◆ **Material to process**

******

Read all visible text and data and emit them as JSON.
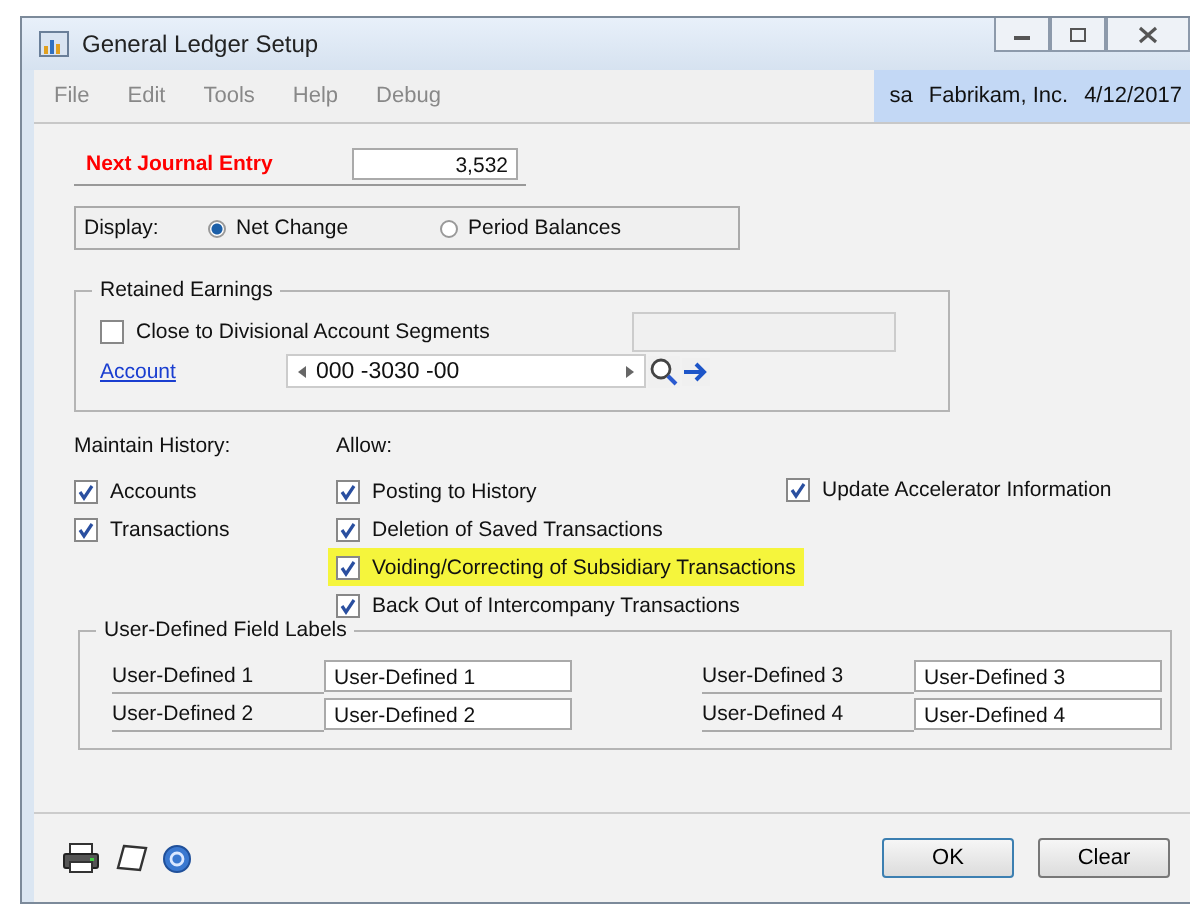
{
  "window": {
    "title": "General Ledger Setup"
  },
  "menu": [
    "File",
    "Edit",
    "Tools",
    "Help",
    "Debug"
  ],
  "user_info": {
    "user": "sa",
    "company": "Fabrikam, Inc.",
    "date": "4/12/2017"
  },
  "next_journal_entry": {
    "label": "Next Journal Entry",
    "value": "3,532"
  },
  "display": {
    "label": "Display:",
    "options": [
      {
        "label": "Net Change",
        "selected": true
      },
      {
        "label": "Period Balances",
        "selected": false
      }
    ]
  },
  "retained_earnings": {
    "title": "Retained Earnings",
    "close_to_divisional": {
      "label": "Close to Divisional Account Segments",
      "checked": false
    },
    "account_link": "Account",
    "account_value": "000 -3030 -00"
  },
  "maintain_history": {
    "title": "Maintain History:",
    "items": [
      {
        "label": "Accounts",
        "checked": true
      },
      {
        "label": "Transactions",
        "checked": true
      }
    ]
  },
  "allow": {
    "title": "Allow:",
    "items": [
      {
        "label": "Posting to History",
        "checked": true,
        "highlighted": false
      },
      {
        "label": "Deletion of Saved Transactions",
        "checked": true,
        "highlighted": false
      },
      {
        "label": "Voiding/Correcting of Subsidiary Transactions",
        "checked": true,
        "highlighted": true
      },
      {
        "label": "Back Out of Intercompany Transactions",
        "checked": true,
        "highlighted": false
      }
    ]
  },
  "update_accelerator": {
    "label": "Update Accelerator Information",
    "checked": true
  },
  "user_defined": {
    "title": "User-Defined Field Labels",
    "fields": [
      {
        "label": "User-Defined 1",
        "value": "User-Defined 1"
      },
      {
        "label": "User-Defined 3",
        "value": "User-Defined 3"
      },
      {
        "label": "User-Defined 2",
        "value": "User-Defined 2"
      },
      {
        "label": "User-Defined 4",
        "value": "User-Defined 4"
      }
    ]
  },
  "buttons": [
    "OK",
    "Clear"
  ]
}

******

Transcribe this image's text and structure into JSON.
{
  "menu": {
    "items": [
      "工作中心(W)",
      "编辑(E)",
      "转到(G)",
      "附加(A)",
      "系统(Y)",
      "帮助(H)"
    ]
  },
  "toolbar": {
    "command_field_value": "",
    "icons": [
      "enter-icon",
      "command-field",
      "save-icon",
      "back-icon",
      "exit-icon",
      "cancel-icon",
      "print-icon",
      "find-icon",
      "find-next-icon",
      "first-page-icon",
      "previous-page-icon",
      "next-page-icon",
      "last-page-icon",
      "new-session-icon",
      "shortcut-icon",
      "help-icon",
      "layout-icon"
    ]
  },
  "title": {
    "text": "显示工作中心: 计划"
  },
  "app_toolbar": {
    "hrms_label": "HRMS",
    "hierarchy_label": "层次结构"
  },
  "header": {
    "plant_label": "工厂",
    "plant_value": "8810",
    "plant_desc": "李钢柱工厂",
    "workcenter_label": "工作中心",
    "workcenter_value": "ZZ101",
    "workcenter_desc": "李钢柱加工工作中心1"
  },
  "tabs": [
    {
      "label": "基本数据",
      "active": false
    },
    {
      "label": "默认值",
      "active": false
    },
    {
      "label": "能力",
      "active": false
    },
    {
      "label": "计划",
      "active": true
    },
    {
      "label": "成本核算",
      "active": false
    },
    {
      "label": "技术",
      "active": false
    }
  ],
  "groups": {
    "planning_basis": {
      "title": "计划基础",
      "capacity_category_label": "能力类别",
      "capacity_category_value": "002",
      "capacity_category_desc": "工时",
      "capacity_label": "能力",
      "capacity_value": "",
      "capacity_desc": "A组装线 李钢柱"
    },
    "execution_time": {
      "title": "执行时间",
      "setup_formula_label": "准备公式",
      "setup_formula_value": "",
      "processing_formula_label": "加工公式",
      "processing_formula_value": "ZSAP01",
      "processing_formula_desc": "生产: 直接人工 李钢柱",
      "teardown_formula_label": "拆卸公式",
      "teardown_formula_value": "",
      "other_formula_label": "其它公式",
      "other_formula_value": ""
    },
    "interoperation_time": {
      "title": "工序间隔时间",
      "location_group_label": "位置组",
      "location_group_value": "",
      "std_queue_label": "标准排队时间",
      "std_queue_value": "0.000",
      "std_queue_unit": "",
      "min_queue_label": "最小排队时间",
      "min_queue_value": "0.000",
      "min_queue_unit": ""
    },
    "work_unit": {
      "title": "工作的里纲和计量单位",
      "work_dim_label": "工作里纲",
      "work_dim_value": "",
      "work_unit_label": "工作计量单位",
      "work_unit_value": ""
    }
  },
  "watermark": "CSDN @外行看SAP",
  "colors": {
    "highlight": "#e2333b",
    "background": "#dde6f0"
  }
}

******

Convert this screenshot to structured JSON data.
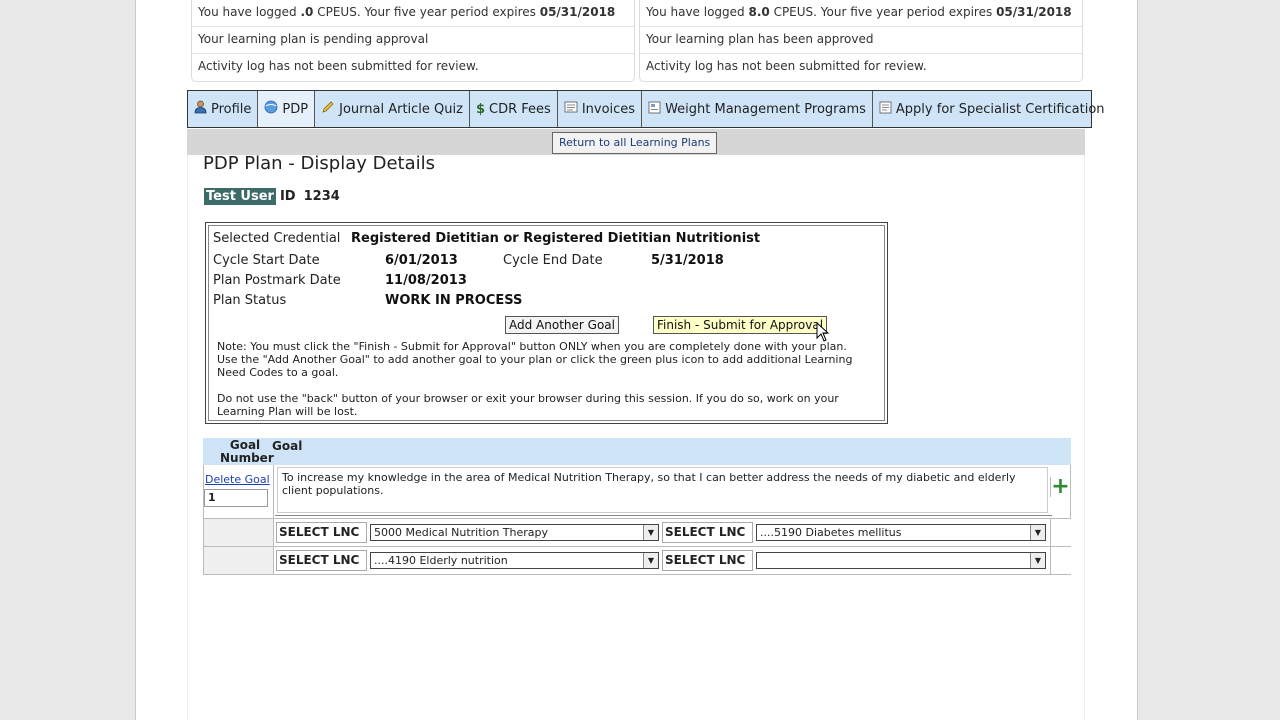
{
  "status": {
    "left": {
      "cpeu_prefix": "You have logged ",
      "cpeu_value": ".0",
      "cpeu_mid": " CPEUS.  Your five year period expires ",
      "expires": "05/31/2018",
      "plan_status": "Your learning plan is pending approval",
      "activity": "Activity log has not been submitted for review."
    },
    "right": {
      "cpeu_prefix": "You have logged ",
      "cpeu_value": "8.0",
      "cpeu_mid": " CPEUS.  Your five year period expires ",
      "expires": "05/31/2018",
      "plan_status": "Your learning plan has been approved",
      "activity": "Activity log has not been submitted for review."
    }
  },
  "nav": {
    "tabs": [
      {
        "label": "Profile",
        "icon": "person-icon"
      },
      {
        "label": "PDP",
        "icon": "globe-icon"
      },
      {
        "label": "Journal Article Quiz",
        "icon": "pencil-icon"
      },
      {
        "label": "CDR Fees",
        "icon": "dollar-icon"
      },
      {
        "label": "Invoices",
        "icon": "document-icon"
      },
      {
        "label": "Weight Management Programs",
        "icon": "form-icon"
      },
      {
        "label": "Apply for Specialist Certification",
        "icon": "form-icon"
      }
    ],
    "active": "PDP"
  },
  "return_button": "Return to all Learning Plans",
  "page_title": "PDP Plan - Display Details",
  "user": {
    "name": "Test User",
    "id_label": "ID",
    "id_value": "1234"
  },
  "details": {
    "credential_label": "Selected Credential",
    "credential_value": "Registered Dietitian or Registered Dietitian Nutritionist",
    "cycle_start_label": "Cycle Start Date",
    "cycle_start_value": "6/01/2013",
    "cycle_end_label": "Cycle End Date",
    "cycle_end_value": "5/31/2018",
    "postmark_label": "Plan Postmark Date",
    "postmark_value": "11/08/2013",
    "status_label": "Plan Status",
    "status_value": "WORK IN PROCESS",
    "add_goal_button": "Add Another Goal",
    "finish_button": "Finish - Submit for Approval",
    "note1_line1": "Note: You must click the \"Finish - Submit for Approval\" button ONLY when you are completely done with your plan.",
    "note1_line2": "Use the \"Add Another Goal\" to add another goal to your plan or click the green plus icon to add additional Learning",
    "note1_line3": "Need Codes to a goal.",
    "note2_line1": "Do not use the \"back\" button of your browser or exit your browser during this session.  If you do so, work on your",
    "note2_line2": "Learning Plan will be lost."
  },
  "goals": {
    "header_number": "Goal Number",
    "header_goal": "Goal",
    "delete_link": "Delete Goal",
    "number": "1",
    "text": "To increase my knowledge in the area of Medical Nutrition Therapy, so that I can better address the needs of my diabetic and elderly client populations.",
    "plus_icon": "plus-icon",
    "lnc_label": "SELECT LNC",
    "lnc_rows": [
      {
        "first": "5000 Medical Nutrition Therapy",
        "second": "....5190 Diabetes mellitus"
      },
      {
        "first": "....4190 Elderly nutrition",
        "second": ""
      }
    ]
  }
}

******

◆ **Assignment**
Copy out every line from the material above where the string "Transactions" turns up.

◆ **Task result**
        "label": "Transactions",
        "label": "Deletion of Saved Transactions",
        "label": "Voiding/Correcting of Subsidiary Transactions",
        "label": "Back Out of Intercompany Transactions",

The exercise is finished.